Following the reveal of the poor housing conditions at Evelyn Gardens earlier last year, another Hall of Residence has been found guilty of offering sub-par accommodation, after numerous reports were brought to felix’s attention.
This time, students at Alban Hall have had to consistently deal with plumbing, electrical, and, possibly the worst of all, internet connectivity issues since the very beginning of their accommodation. But the recent, rapid deterioration of conditions, including flooding in the laundry facilities, a three day long internet cut and reported serving of expired food (Alban is a catered Hall), has made many disgruntled residents speak out. “It’s an absolute dangerous shit show”, says Joseph O’Connell-Danes a first year chemist and unlucky resident of the decrepit Hall, “there is fast growing contempt for the halls and increasing chatter in about rent reductions being deserved.”
Last Monday, in a desperate attempt to appease internet deprived students, the management at Heythrop (the University of London college in which Alban is situated) left the computer suite open to residents overnight. A Facebook post by one of the wardens read “Heythrop are keeping the computing suite open in the main building tonight... They’ve asked us to pass on their apologies – they had hoped to have it fixed today.”
But these are just extreme examples in a string of persisting issues. The plights of Alban’s residents include but are not limited to: days without internet, laundry machines in need of repair, clogged drains leading to leaks, flooding, and mould; plug sockets routinely losing power, leading to fridges without power and the subsequent rotting of groceries.
“When we first moved in to Alban Hall it was obvious that everything was a bit run down but that was the price to pay for a great location and being catered” says Ella Vialle-Sole, another chemistry undergrad. Alban Hall is located on High Street Kensington, a step away from the tube and a convenient ten minute walk from the South Kensington Campus.

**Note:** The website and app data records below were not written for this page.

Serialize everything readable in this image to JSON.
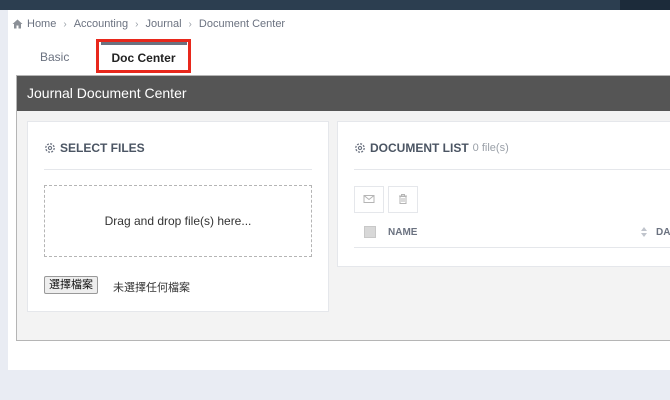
{
  "breadcrumb": {
    "items": [
      "Home",
      "Accounting",
      "Journal",
      "Document Center"
    ]
  },
  "tabs": [
    {
      "label": "Basic"
    },
    {
      "label": "Doc Center"
    }
  ],
  "panel": {
    "title": "Journal Document Center"
  },
  "select_files": {
    "title": "SELECT FILES",
    "dropzone_text": "Drag and drop file(s) here...",
    "choose_button": "選擇檔案",
    "no_file_text": "未選擇任何檔案"
  },
  "document_list": {
    "title": "DOCUMENT LIST",
    "count": "0 file(s)",
    "columns": [
      "NAME",
      "DA"
    ]
  },
  "colors": {
    "accent_highlight": "#e8281c",
    "panel_header": "#555555",
    "topbar": "#2c3e50"
  }
}
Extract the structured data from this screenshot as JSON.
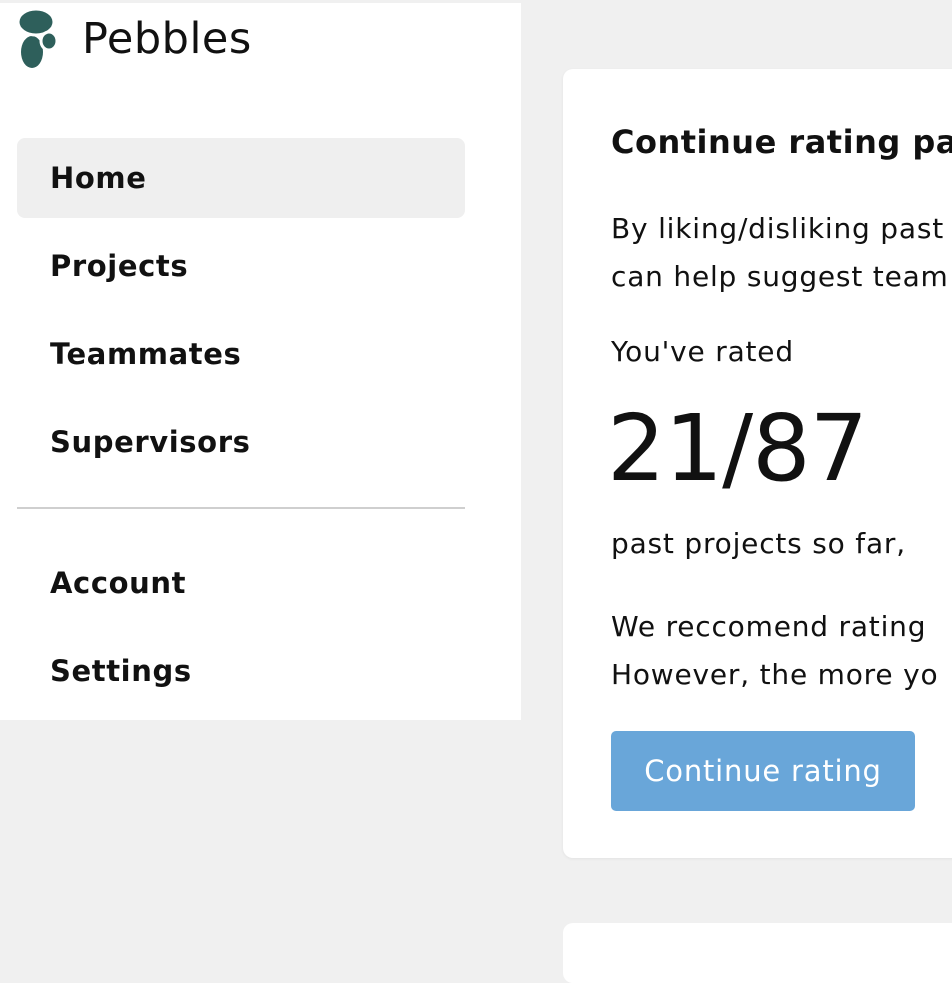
{
  "brand": {
    "name": "Pebbles",
    "logo_icon": "pebbles-logo-icon",
    "logo_color": "#2e5f5b"
  },
  "nav": {
    "primary": [
      {
        "label": "Home",
        "active": true
      },
      {
        "label": "Projects",
        "active": false
      },
      {
        "label": "Teammates",
        "active": false
      },
      {
        "label": "Supervisors",
        "active": false
      }
    ],
    "secondary": [
      {
        "label": "Account"
      },
      {
        "label": "Settings"
      }
    ]
  },
  "card": {
    "title": "Continue rating pas",
    "body_lines": [
      "By liking/disliking past",
      "can help suggest team"
    ],
    "rated_label": "You've rated",
    "count": "21/87",
    "count_suffix": "past projects so far,",
    "recommend_lines": [
      "We reccomend rating",
      "However, the more yo"
    ],
    "cta_label": "Continue rating",
    "cta_color": "#69a6d9"
  },
  "colors": {
    "background": "#f0f0f0",
    "surface": "#ffffff",
    "active_nav": "#efefef",
    "divider": "#cfcfcf"
  }
}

“Over time it has become clear that the problems which at first were minor have now become a part of our daily lives and are increasingly more dangerous. In the past week alone the washing machines flooded, the internet was down for three days and I have been served gone off food. Aside from these temporary annoyances, there are many long term issues which repeatedly get patched up only to go wrong again further down the line, but this time ten times worse. Sinks and showers do not drain properly the consequences of which at first were floods, then mould growing on the walls (which is not the best when you are asthmatic), and finally the leaking water filled all the lights in the bathrooms and stopped them from working. It was lucky no one got electrocuted”
The poor living conditions have led to the creation of a Facebook page dedicated to memes trying to make light of the situation. Some students however are considering serious action involving withholding rent like their counterparts have been doing at UCL.

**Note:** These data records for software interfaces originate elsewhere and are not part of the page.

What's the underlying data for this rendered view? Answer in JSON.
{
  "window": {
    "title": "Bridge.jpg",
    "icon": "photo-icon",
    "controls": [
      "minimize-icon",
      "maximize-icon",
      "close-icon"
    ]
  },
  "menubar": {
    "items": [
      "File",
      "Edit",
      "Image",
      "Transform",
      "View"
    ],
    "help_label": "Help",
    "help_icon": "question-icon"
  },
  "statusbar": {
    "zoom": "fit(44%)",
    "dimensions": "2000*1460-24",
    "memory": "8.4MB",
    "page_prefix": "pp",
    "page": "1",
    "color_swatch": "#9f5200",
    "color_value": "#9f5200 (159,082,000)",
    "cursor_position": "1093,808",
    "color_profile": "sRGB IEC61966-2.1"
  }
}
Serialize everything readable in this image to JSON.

Despite the frustration of Alban Hall residents, there is no animosity against the wardens “I think the wardens and sub-wardens are doing their best to help students out. In fact, I have no ill feelings towards the people running the hall. However, I hope from the bottom of my heart that my 225 quid per week in rent might finally be put to better use,” says May Kyaw a first year biochemist. Imperial students pay, approximately £7,700 a year for their accommodation at Alban Hall. Their Heythrop equivalents pay £6,400.
In response a College spokesperson said “We are aware that issues were raised with wardens in Alban Hall earlier this term, and apologise to students affected. We understand that the issues were discussed at a Hall Committee and quickly addressed. We are concerned to hear that felix have received reports of ongoing problems.

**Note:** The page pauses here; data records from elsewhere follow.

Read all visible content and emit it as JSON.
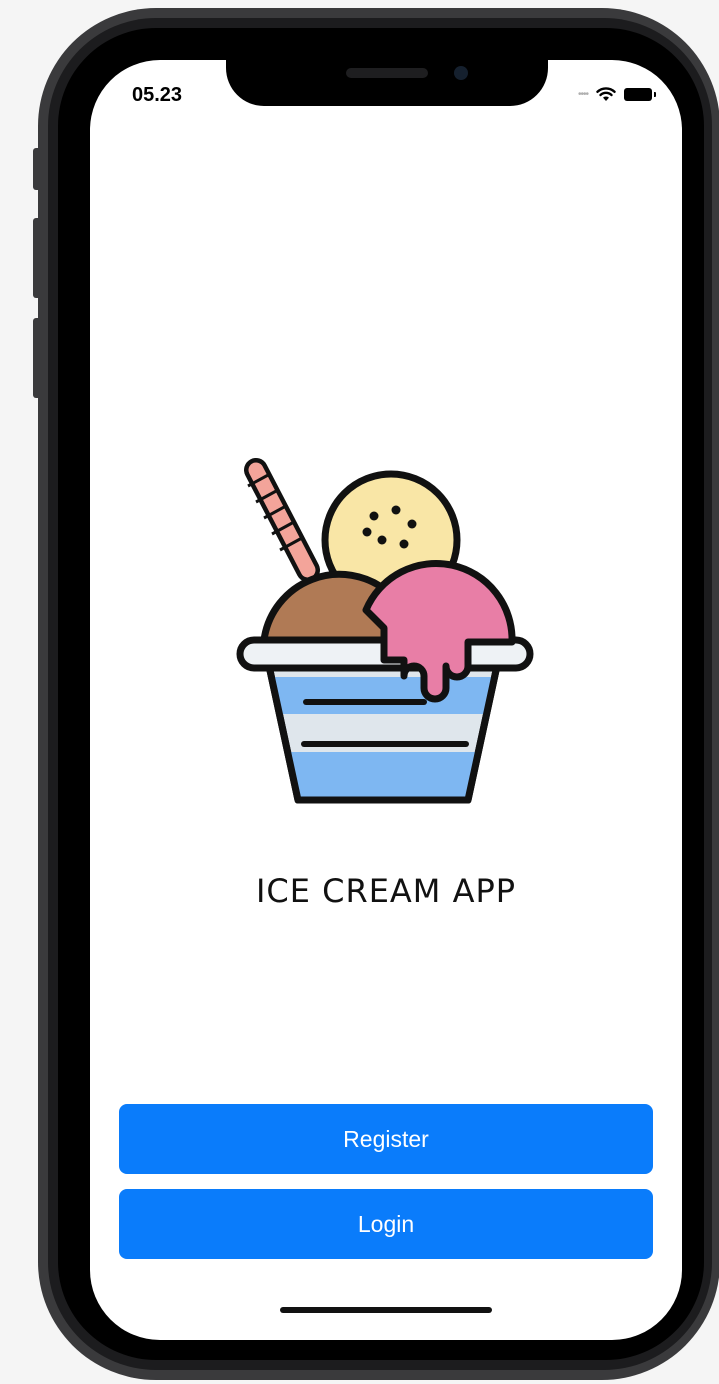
{
  "status_bar": {
    "time": "05.23",
    "icons": [
      "cellular-signal-icon",
      "wifi-icon",
      "battery-icon"
    ]
  },
  "main": {
    "illustration": "ice-cream-cup-icon",
    "title": "ICE CREAM APP"
  },
  "actions": {
    "register_label": "Register",
    "login_label": "Login"
  },
  "colors": {
    "primary_button": "#0a7cfb",
    "button_text": "#ffffff",
    "screen_background": "#ffffff",
    "scoop_chocolate": "#b07a55",
    "scoop_vanilla": "#f9e6a6",
    "scoop_strawberry": "#e87ea6",
    "cup_blue": "#7eb7f2"
  }
}
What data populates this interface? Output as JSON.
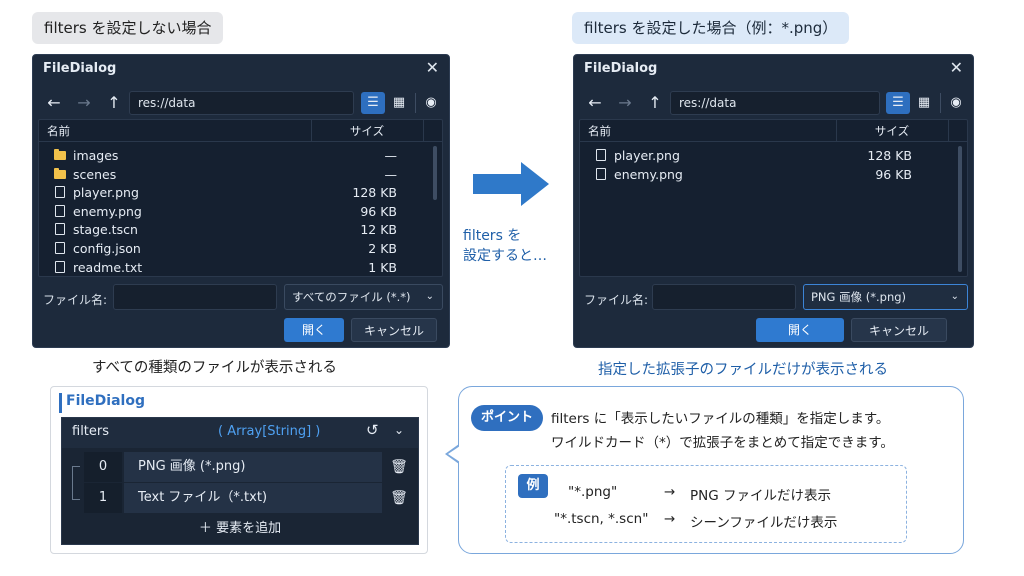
{
  "left_header": "filters を設定しない場合",
  "right_header": "filters を設定した場合（例：*.png）",
  "dialog_title": "FileDialog",
  "path": "res://data",
  "col_name": "名前",
  "col_size": "サイズ",
  "filename_label": "ファイル名:",
  "open_button": "開く",
  "cancel_button": "キャンセル",
  "left_dialog": {
    "filter": "すべてのファイル (*.*)",
    "files": [
      {
        "name": "images",
        "size": "—",
        "type": "folder"
      },
      {
        "name": "scenes",
        "size": "—",
        "type": "folder"
      },
      {
        "name": "player.png",
        "size": "128 KB",
        "type": "file"
      },
      {
        "name": "enemy.png",
        "size": "96 KB",
        "type": "file"
      },
      {
        "name": "stage.tscn",
        "size": "12 KB",
        "type": "file"
      },
      {
        "name": "config.json",
        "size": "2 KB",
        "type": "file"
      },
      {
        "name": "readme.txt",
        "size": "1 KB",
        "type": "file"
      }
    ]
  },
  "right_dialog": {
    "filter": "PNG 画像 (*.png)",
    "files": [
      {
        "name": "player.png",
        "size": "128 KB",
        "type": "file"
      },
      {
        "name": "enemy.png",
        "size": "96 KB",
        "type": "file"
      }
    ]
  },
  "middle_text": [
    "filters を",
    "設定すると…"
  ],
  "caption_left": "すべての種類のファイルが表示される",
  "caption_right": "指定した拡張子のファイルだけが表示される",
  "inspector": {
    "title": "FileDialog",
    "property": "filters",
    "type": "( Array[String] )",
    "items": [
      {
        "index": "0",
        "value": "PNG 画像 (*.png)"
      },
      {
        "index": "1",
        "value": "Text ファイル（*.txt)"
      }
    ],
    "add": "要素を追加"
  },
  "callout": {
    "badge": "ポイント",
    "line1": "filters に「表示したいファイルの種類」を指定します。",
    "line2": "ワイルドカード（*）で拡張子をまとめて指定できます。",
    "example_badge": "例",
    "examples": [
      {
        "pattern": "\"*.png\"",
        "arrow": "→",
        "result": "PNG ファイルだけ表示"
      },
      {
        "pattern": "\"*.tscn, *.scn\"",
        "arrow": "→",
        "result": "シーンファイルだけ表示"
      }
    ]
  },
  "icons": {
    "back": "←",
    "forward": "→",
    "up": "↑",
    "list": "☰",
    "grid": "▦",
    "eye": "◉",
    "close": "✕",
    "chevron": "⌄",
    "reset": "↺",
    "trash": "🗑",
    "plus": "＋"
  },
  "colors": {
    "accent": "#2f6fbf",
    "dialog_bg": "#1d2a3c",
    "folder": "#f2c24b"
  }
}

“We take any reports of problems with accommodation very seriously and encourage students to come forward with any issues if the arise. In Alban Hall, students should contact the Hall management staff (located in the Heythrop College Accommodation Office) directly with reports of any problems.”
The lack of action is thought to be a result of Heythrop College’s uncertain future. Heythrop, which specialises in philosophy and theology, is currently set to be closing down in 2018, after failed attempts to form a partnership with the University of Roehampton.
Earlier last year, it was revealed by the Evening Standard that agent CBRE was hired earlier last year by Jesuits in Britain, freeholders of the property, to sell the prime plot of Kensington estate. A Jesuits in Britain spokesperson told the Evening Standard that the move to sell was at least partially motivated by financial loses. The bidding was expected to start at at least £100 million.
“Heythrop College incurs a significant financial deficit each year. The financial reality is that as a small institution, within this highly competitive higher education environment and with the costly regulatory demands, it cannot continue in its current form.”
The Halls at Heythrop College will most likely be accepting new tenants for the academic year of 2017/2018. Whether there are plans to refurbish the estate before it’s sold off is unclear. But based on the current situation we think it’s unlikely.